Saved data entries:
○ ○ ○ ○

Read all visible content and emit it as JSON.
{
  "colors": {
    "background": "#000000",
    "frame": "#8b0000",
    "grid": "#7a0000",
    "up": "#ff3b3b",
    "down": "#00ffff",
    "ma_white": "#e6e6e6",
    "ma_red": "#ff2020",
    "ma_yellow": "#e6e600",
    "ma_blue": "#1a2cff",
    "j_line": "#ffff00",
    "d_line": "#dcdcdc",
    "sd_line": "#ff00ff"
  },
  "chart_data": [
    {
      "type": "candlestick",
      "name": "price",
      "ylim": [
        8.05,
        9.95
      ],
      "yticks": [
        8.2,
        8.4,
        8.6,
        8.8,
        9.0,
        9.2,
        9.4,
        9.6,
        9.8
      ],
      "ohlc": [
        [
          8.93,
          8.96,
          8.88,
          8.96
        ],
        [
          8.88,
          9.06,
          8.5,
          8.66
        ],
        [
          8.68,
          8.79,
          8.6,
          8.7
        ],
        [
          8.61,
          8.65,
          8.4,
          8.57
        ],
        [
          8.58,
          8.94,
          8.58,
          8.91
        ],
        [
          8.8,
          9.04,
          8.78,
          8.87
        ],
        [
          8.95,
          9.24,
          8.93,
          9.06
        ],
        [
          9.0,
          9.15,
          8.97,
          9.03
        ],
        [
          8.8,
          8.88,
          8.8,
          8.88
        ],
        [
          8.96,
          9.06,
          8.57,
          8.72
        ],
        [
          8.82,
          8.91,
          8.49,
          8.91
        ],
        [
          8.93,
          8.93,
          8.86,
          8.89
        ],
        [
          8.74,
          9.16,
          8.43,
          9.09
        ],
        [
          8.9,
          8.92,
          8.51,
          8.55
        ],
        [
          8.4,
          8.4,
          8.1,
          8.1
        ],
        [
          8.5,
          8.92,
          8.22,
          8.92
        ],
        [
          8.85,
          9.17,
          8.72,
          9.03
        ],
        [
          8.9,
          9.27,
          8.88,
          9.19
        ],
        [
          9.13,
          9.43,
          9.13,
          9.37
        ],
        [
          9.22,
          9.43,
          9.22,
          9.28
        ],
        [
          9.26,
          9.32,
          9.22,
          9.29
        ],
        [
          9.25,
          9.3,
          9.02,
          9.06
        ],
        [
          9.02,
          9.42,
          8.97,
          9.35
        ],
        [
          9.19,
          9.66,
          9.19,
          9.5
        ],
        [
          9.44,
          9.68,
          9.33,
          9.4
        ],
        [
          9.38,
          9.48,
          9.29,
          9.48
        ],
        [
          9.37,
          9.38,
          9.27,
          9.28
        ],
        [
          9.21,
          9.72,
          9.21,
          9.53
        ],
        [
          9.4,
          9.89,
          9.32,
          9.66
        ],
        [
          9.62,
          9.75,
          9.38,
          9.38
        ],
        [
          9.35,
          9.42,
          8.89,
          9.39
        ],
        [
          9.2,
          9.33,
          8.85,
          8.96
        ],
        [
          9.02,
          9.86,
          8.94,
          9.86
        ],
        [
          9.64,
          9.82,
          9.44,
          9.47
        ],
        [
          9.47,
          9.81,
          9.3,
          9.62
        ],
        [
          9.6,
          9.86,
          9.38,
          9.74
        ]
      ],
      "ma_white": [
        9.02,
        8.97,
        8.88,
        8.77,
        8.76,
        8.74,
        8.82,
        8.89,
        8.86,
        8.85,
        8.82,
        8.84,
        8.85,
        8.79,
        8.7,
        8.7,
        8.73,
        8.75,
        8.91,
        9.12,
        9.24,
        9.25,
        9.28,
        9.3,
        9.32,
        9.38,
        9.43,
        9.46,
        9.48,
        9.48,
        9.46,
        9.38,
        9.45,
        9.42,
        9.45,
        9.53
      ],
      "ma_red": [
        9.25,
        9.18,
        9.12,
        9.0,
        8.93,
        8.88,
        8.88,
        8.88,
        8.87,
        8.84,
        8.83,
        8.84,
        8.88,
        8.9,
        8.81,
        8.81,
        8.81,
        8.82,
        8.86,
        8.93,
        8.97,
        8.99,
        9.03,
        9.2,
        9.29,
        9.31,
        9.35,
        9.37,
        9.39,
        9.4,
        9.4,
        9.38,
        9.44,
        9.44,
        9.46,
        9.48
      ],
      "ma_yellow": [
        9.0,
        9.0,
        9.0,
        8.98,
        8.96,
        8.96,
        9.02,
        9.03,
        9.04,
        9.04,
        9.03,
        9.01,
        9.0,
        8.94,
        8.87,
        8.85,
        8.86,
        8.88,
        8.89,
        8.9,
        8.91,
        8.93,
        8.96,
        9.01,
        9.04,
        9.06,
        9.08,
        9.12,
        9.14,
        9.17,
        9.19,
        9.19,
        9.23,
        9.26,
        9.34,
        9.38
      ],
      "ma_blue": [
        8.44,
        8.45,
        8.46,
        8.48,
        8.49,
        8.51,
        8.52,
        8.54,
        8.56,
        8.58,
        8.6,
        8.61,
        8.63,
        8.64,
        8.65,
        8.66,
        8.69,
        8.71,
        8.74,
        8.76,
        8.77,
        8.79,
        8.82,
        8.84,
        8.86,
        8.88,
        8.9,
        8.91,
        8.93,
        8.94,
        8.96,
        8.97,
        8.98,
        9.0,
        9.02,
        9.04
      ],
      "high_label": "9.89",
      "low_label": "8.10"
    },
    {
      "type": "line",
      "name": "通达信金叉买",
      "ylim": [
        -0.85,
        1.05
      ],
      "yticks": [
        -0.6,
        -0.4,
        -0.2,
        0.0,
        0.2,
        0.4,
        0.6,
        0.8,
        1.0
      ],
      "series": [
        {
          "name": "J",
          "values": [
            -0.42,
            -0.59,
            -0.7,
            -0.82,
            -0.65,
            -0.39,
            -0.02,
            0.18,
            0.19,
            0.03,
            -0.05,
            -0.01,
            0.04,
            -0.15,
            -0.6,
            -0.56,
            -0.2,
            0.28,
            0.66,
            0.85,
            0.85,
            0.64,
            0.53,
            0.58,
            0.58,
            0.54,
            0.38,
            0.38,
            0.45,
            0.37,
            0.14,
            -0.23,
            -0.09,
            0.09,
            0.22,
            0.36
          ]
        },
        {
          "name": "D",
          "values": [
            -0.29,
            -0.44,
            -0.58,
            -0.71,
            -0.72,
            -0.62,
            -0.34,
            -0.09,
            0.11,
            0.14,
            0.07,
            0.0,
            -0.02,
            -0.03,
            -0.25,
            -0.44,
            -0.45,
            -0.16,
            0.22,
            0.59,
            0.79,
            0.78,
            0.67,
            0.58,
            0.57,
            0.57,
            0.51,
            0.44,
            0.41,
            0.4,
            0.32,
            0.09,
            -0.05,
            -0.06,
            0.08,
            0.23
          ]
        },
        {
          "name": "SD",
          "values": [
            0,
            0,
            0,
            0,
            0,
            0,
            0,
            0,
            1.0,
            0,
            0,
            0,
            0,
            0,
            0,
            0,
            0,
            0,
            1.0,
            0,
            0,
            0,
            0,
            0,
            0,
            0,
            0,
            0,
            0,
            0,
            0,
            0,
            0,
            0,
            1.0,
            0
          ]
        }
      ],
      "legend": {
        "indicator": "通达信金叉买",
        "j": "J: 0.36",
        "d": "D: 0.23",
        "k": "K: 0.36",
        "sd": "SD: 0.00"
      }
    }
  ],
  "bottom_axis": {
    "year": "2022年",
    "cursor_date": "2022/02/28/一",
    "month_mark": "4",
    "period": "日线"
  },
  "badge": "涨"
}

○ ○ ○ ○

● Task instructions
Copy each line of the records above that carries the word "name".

● Answer for this exercise
      "name": "price",
      "name": "通达信金叉买",
          "name": "J",
          "name": "D",
          "name": "SD",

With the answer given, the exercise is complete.